WORK REQUEST -> From the data below, return each line in which the string "Perspective" is found.

Items listed in a dataset:
>>>>>
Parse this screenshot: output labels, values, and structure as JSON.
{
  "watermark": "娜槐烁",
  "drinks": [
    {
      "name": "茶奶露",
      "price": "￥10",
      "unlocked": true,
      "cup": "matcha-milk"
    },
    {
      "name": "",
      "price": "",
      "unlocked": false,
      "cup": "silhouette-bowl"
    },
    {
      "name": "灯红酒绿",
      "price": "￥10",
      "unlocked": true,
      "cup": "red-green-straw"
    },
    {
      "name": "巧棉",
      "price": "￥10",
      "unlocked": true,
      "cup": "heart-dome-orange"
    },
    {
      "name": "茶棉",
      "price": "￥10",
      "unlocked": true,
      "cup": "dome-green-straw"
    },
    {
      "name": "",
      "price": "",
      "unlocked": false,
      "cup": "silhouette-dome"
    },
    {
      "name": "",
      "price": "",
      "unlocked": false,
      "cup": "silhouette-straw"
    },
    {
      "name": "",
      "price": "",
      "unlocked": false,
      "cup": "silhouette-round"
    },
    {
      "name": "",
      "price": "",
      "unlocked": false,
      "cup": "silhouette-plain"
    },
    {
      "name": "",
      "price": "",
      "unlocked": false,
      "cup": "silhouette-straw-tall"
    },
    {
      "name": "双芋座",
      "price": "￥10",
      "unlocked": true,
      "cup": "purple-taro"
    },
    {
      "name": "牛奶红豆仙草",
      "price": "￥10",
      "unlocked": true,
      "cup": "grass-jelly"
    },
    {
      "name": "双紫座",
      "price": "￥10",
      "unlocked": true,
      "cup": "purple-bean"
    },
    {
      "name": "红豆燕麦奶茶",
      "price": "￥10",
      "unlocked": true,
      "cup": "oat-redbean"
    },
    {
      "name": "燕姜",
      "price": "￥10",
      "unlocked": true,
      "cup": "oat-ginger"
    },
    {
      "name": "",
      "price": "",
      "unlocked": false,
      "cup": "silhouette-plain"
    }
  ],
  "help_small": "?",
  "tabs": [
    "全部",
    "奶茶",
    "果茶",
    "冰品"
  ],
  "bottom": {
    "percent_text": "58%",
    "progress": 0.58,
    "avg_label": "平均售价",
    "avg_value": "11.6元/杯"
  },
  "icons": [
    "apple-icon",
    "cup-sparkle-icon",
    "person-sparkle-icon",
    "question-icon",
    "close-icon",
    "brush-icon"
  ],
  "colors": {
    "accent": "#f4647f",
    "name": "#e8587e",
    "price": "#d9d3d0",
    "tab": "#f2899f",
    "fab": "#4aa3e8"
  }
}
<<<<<
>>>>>
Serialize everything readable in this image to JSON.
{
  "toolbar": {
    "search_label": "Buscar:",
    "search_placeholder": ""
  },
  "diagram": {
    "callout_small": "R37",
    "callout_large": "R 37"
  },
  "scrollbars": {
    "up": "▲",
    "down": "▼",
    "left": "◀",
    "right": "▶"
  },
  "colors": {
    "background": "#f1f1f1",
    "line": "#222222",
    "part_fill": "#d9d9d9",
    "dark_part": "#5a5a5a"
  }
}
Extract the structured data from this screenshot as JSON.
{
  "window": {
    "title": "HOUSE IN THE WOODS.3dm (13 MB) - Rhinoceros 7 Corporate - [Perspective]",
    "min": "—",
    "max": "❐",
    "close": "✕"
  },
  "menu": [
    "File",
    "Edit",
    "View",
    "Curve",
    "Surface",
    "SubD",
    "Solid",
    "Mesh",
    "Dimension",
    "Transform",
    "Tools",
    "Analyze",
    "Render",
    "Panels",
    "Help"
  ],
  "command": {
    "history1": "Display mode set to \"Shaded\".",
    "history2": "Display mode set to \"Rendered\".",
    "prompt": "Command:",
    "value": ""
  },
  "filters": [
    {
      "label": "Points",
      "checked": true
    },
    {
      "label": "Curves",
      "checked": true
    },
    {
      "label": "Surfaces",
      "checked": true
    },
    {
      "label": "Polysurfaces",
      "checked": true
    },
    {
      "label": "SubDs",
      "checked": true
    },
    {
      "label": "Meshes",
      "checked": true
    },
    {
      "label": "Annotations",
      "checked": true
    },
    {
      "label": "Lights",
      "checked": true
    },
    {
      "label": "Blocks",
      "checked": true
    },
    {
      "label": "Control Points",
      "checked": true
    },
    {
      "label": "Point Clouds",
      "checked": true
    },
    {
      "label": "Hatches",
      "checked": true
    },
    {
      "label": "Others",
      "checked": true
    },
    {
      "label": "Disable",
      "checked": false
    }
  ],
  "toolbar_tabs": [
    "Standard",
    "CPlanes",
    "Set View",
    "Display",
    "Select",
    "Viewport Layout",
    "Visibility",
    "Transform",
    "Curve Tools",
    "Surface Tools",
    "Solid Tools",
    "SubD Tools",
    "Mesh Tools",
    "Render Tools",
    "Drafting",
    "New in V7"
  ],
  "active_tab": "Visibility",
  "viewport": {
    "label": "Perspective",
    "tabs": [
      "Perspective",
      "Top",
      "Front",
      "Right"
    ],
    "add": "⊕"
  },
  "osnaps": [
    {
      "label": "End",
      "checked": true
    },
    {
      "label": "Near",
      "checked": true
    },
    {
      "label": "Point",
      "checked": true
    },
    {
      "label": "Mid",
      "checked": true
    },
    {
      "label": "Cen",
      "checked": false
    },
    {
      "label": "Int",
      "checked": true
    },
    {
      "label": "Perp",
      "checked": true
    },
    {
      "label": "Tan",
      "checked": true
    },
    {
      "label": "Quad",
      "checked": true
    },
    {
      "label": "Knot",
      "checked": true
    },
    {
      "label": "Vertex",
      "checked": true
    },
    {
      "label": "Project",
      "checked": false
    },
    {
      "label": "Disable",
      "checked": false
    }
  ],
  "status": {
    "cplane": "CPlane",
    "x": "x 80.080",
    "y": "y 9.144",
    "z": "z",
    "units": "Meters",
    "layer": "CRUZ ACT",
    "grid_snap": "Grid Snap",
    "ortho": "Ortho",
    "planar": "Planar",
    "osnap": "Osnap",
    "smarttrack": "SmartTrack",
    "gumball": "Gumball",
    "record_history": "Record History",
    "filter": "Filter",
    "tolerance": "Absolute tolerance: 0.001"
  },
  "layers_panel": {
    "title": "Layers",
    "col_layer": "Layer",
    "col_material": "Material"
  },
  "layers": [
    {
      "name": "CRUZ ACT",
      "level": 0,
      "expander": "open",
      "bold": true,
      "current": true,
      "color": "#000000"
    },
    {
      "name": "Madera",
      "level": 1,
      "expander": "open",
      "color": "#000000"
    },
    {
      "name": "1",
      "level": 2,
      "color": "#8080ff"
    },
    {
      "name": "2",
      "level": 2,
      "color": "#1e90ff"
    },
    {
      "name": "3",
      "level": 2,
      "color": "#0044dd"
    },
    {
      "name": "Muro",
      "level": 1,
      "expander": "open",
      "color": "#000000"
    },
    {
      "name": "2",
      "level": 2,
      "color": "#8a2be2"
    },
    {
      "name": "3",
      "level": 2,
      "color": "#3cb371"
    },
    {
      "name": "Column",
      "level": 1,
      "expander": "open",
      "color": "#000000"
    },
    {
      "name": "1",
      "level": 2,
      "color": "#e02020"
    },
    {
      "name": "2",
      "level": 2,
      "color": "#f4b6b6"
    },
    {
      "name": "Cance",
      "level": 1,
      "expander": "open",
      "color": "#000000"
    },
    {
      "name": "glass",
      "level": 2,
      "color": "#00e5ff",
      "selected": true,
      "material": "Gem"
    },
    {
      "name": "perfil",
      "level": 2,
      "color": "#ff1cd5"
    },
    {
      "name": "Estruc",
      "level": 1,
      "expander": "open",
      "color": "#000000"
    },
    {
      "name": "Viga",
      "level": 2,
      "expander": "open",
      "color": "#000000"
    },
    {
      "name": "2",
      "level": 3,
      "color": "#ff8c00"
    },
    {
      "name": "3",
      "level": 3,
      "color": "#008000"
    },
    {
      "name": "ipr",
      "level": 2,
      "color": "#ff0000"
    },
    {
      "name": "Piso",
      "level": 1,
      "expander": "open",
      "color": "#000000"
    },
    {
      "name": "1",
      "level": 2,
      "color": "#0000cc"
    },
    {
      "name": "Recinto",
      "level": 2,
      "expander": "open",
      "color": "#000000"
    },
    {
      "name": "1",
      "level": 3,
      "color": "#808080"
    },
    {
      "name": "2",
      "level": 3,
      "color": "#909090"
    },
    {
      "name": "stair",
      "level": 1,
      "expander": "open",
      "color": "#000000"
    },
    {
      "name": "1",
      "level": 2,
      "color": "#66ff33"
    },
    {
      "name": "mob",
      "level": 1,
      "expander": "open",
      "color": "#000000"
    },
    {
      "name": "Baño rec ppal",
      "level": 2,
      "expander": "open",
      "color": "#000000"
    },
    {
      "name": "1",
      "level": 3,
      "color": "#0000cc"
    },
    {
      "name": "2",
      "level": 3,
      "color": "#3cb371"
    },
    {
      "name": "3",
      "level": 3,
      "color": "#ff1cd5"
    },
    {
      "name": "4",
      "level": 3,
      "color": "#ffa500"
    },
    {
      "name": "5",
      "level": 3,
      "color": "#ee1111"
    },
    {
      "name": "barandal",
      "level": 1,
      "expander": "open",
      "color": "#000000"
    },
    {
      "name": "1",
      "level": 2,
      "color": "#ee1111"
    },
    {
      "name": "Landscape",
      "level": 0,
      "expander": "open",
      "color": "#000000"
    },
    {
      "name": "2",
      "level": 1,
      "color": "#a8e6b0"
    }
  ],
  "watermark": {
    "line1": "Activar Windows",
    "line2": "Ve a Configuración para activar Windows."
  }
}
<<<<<
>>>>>
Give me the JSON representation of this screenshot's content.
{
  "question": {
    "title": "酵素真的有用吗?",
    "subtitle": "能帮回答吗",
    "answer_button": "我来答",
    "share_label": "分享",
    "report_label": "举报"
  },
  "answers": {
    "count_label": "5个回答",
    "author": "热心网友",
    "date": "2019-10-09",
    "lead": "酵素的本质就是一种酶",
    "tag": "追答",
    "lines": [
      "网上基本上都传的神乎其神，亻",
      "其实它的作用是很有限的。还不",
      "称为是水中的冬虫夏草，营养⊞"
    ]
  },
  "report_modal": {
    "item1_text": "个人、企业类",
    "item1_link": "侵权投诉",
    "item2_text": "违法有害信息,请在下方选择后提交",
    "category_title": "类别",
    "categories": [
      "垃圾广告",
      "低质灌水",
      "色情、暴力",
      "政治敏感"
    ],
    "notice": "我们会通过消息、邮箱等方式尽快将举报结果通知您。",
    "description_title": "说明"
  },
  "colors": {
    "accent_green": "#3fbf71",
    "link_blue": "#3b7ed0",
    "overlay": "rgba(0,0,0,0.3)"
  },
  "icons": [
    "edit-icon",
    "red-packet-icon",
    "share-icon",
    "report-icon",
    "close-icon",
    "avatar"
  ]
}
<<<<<
RESPONSE ->
    "title": "HOUSE IN THE WOODS.3dm (13 MB) - Rhinoceros 7 Corporate - [Perspective]",
    "label": "Perspective",
      "Perspective",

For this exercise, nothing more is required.